### THE TASK
Repeat the entries below word for word, though any picture in them should be dropped.

### Dataset entries
# # # #
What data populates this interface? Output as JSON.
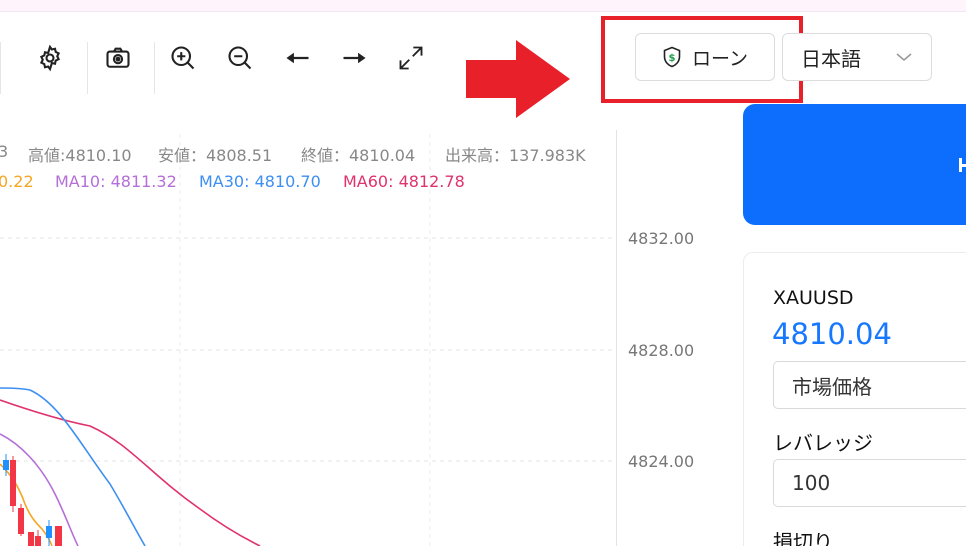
{
  "toolbar": {
    "icons": [
      "gear-icon",
      "camera-icon",
      "zoom-in-icon",
      "zoom-out-icon",
      "arrow-left-icon",
      "arrow-right-icon",
      "expand-icon"
    ]
  },
  "header": {
    "loan_label": "ローン",
    "language_selected": "日本語"
  },
  "colors": {
    "accent": "#0d6efd",
    "price_blue": "#1677ff",
    "annotation_red": "#e8202a",
    "candle_up": "#1e90ff",
    "candle_down": "#f23645",
    "ma5": "#f5a623",
    "ma10": "#b56fd8",
    "ma30": "#3d8ff2",
    "ma60": "#e0326e"
  },
  "chart": {
    "ohlc": {
      "open_fragment": "3",
      "high": "高値:4810.10",
      "low": "安値：4808.51",
      "close": "終値：4810.04",
      "volume": "出来高：137.983K"
    },
    "ma": {
      "ma5_fragment": "0.22",
      "ma10": "MA10: 4811.32",
      "ma30": "MA30: 4810.70",
      "ma60": "MA60: 4812.78"
    },
    "yticks": [
      "4832.00",
      "4828.00",
      "4824.00"
    ]
  },
  "order_panel": {
    "symbol": "XAUUSD",
    "price": "4810.04",
    "order_type": "市場価格",
    "leverage_label": "レバレッジ",
    "leverage_value": "100",
    "stop_loss_label": "損切り"
  },
  "chart_data": {
    "type": "line",
    "y_visible_ticks": [
      4832,
      4828,
      4824
    ],
    "series": [
      {
        "name": "MA10",
        "values": [
          4811.32
        ]
      },
      {
        "name": "MA30",
        "values": [
          4810.7
        ]
      },
      {
        "name": "MA60",
        "values": [
          4812.78
        ]
      }
    ]
  }
}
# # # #
### YOUR SOLUTION
What data populates this interface? Output as JSON.
{
  "toolbar": {
    "icons": [
      "gear-icon",
      "camera-icon",
      "zoom-in-icon",
      "zoom-out-icon",
      "arrow-left-icon",
      "arrow-right-icon",
      "expand-icon"
    ]
  },
  "header": {
    "loan_label": "ローン",
    "language_selected": "日本語"
  },
  "colors": {
    "accent": "#0d6efd",
    "price_blue": "#1677ff",
    "annotation_red": "#e8202a",
    "candle_up": "#1e90ff",
    "candle_down": "#f23645",
    "ma5": "#f5a623",
    "ma10": "#b56fd8",
    "ma30": "#3d8ff2",
    "ma60": "#e0326e"
  },
  "chart": {
    "ohlc": {
      "open_fragment": "3",
      "high": "高値:4810.10",
      "low": "安値：4808.51",
      "close": "終値：4810.04",
      "volume": "出来高：137.983K"
    },
    "ma": {
      "ma5_fragment": "0.22",
      "ma10": "MA10: 4811.32",
      "ma30": "MA30: 4810.70",
      "ma60": "MA60: 4812.78"
    },
    "yticks": [
      "4832.00",
      "4828.00",
      "4824.00"
    ]
  },
  "order_panel": {
    "symbol": "XAUUSD",
    "price": "4810.04",
    "order_type": "市場価格",
    "leverage_label": "レバレッジ",
    "leverage_value": "100",
    "stop_loss_label": "損切り"
  },
  "chart_data": {
    "type": "line",
    "y_visible_ticks": [
      4832,
      4828,
      4824
    ],
    "series": [
      {
        "name": "MA10",
        "values": [
          4811.32
        ]
      },
      {
        "name": "MA30",
        "values": [
          4810.7
        ]
      },
      {
        "name": "MA60",
        "values": [
          4812.78
        ]
      }
    ]
  }
}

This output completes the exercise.